As its name suggests, it’s capable of inflicting heavy amounts of damage to some enemies and can kill others outright. Although it is not possible to change a magic tree later in the game, upon completion there is the option of playing over in a New Game + mode. This can be done twice and each time a new spell tree can be selected, thus by the third time through, the player will have access to all spells. By selecting the Deception spells for my first play-through, I found Lords Of The Fallen to be fairly accessible even with my limited ability as a player. Upon discovering the Gauntlet, an item that provides a selection of ranged attack modes, I started to gain even more confidence in my ability to make progress.
Like many role playing games, Lords Of The Fallen has its fair share of bosses. The first of which is met as part of the tutorial area. These fights can be very frustrating but there is a really good sense of satisfaction when finally defeating them. One such encounter was particularly challenging, requiring the use of the environment in order to survive certain attacks. Managing to meet specific criteria in each boss fight rewards the player with a special loot drop. Once defeated bosses do not respawn. Although similar enemies may be found wandering around in other stages, these too appear to only spawn once, being replaced by other foes. Being a role playing game, Lords Of The Fallen does feature some interaction with other characters, but this is very limited often only really giving the player on choice on how such meetings play out.
The clunking and clanging of weapons, heavy breaths and grunts when exerted, along with the shrieking of Rhogar, provide a fitting audio accompaniment for the gameplay. Visually, Lords Of The Fallen is stunning. Even on my mid-range hardware it features a beautiful range of lighting effects. While there was some significant slow down when I first played the game, during the transition from the opening cut-scene. That was absent the next time I started a new character. During play, I had consistently high frame rates. However, texture pop-in has been very noticeable in some areas, especially around doors when first leaving the Citadel.
More jarring though is the clipping of certain weapons through cloaks. The camera can also be frustrating; objects do not turn transparent when they are between you and Harkyn. This can often lead to being trapped in a corner, unable to see an attacking enemy. I have died several times in such situations. Enemies have also become stuck on the scenery, only becoming free when you reposition yourself. While my time with Lords Of The Fallen has been mostly stable, I did have a crash to the desktop during third boss fight.
Conclusion – Is It Worth Your Money?
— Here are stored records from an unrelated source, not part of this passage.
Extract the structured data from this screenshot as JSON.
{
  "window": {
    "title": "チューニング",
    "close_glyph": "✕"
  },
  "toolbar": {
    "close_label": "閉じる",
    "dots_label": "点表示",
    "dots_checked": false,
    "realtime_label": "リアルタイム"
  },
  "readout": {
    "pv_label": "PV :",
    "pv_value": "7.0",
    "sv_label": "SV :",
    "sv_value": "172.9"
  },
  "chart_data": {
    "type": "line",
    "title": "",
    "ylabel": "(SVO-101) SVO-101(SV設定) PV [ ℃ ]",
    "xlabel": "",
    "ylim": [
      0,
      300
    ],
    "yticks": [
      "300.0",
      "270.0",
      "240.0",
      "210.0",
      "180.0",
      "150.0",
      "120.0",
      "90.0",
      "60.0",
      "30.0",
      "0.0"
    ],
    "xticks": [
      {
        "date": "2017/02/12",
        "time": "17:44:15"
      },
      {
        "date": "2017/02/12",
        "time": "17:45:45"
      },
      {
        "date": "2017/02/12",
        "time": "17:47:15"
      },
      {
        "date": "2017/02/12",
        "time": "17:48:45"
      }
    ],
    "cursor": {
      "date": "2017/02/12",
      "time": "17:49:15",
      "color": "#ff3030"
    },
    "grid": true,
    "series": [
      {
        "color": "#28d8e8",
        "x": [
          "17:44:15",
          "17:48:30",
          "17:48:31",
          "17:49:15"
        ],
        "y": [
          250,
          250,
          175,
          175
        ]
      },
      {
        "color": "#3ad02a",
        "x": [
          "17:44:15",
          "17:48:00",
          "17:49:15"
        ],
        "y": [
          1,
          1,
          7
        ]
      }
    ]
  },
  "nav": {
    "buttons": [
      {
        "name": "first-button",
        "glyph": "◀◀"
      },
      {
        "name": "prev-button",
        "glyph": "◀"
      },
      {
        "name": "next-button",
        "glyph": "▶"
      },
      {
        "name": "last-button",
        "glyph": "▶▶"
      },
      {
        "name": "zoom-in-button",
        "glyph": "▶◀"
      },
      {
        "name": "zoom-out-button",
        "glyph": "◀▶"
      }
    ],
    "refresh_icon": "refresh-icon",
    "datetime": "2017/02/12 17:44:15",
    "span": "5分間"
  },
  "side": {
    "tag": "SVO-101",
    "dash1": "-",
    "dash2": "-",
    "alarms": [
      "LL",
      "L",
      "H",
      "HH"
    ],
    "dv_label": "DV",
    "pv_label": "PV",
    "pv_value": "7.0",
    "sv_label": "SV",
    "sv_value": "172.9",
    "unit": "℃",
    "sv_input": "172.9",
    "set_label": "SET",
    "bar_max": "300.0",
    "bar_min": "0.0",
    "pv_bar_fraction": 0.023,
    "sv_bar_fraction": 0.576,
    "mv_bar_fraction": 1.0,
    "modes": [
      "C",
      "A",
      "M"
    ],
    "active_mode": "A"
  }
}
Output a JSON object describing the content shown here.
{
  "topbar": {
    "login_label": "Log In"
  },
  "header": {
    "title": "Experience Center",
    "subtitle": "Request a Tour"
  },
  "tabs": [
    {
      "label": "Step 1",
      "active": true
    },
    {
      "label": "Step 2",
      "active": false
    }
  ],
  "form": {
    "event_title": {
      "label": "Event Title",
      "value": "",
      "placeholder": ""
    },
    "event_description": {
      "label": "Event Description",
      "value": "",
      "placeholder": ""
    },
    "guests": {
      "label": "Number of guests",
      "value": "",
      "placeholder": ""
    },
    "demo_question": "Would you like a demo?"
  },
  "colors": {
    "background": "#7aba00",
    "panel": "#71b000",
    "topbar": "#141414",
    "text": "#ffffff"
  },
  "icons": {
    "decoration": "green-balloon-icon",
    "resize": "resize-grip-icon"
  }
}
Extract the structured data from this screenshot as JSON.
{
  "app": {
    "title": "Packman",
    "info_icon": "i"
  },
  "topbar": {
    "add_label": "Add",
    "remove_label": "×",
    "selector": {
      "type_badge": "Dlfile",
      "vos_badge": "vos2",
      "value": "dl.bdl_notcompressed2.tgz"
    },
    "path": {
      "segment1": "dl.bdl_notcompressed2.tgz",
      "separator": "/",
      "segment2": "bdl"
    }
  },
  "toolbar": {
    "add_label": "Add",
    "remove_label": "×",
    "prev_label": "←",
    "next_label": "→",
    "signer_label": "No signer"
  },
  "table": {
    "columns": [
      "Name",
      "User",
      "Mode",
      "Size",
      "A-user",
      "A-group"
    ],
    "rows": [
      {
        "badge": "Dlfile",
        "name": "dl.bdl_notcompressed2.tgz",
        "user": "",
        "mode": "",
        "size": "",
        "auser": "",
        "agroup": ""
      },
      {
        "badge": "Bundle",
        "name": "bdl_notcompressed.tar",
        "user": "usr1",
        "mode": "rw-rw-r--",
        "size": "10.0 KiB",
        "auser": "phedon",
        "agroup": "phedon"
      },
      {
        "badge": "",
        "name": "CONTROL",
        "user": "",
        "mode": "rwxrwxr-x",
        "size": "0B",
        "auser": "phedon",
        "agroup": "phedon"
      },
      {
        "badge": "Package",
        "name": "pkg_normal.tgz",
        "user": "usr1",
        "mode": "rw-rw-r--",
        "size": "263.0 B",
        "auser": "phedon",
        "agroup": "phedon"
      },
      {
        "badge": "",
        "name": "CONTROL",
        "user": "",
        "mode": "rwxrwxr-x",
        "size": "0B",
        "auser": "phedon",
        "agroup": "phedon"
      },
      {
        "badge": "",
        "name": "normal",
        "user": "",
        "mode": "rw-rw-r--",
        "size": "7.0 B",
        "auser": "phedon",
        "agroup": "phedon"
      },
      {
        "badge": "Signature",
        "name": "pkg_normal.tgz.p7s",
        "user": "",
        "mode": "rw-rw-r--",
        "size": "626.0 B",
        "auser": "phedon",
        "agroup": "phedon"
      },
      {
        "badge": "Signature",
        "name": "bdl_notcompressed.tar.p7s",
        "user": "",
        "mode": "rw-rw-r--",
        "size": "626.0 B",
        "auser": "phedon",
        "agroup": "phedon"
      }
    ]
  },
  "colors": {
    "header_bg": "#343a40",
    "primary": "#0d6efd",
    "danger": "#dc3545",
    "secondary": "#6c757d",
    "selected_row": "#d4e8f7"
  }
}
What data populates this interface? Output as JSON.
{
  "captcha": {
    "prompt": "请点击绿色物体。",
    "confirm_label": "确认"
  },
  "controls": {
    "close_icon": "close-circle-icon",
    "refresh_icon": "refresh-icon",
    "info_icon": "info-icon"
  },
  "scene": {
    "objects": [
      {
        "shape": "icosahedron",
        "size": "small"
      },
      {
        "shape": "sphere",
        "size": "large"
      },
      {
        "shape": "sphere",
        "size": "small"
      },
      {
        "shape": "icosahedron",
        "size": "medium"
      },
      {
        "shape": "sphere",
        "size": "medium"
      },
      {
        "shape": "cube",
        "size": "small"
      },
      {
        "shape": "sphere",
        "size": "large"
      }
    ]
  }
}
Lords Of The Fallen is a slightly more accessible Dark Souls style game. While there is a certain level of difficulty as a result, I consider Lords Of The Fallen to be a good single player focused entry point into the hardcore RPG. However, it would be nice to see City Interactive provide a helping hand to those still significantly challenged, through the addition of optional DLC such as more potions, or better armor and weapons to help with bosses.